The use of formative assessment within the classroom as a means to support and develop the learning of pupils is well-founded in academic research. As a result, formative assessment has become firmly embedded into both the Curriculum (Scottish Government, 2011) and into school approaches to teaching and learning. Questioning is one of the most widely utilised modes of formative assessment by teachers within a classroom setting.
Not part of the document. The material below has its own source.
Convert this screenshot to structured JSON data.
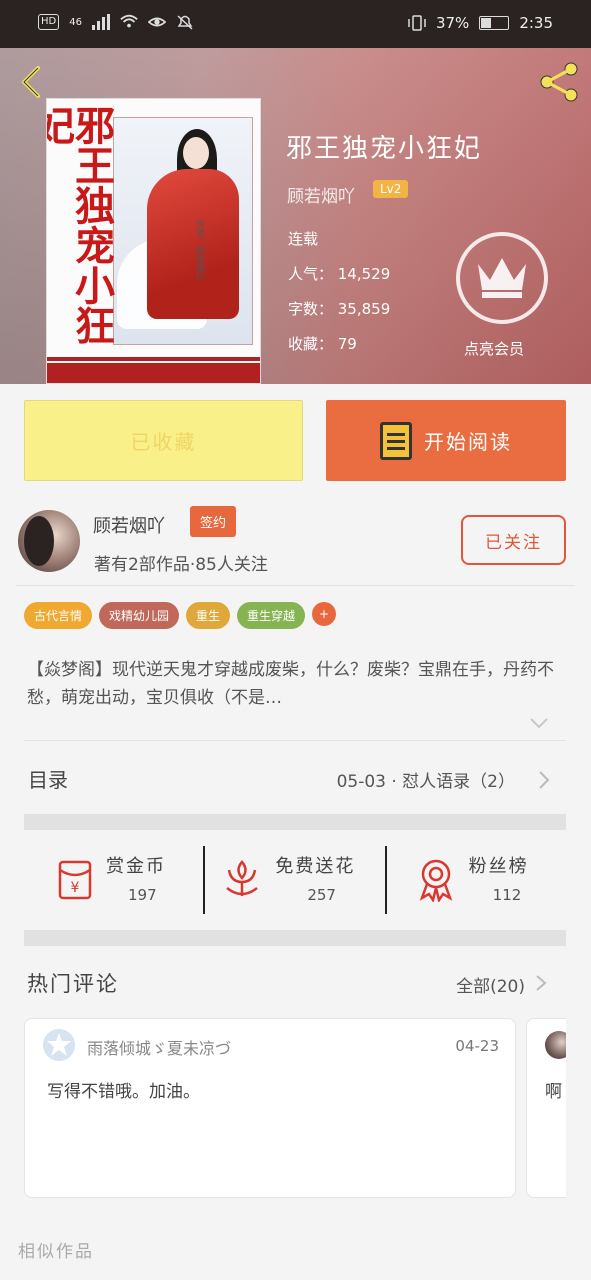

Effective questioning and well-planned for dialogue not only supports pupil learning (Black, Harrison, Lee, Marshall and Wiliam, 2004), but can also impact motivation and participation (Mclean, 2010).
The benefit of using “show-me” boards to implement formative assessment and scaffold questioning is that learning can be made “visible” by allowing teachers to see what each pupil is thinking at any one time (Hattie, 2012). It also increases the wait time given to pupils when answering, which can reduce pressure felt by pupils and increase the quality of their answers (Bartlett, 2015). Therefore this type of formative assessment puts an emphasis on incremental intelligence over a fixed mind-set (Dweck, 1999) which supports pupils to become confident, engaged and effective learners.
This enquiry aims to investigate whether using “show-me” boards has an impact on learning in my classroom.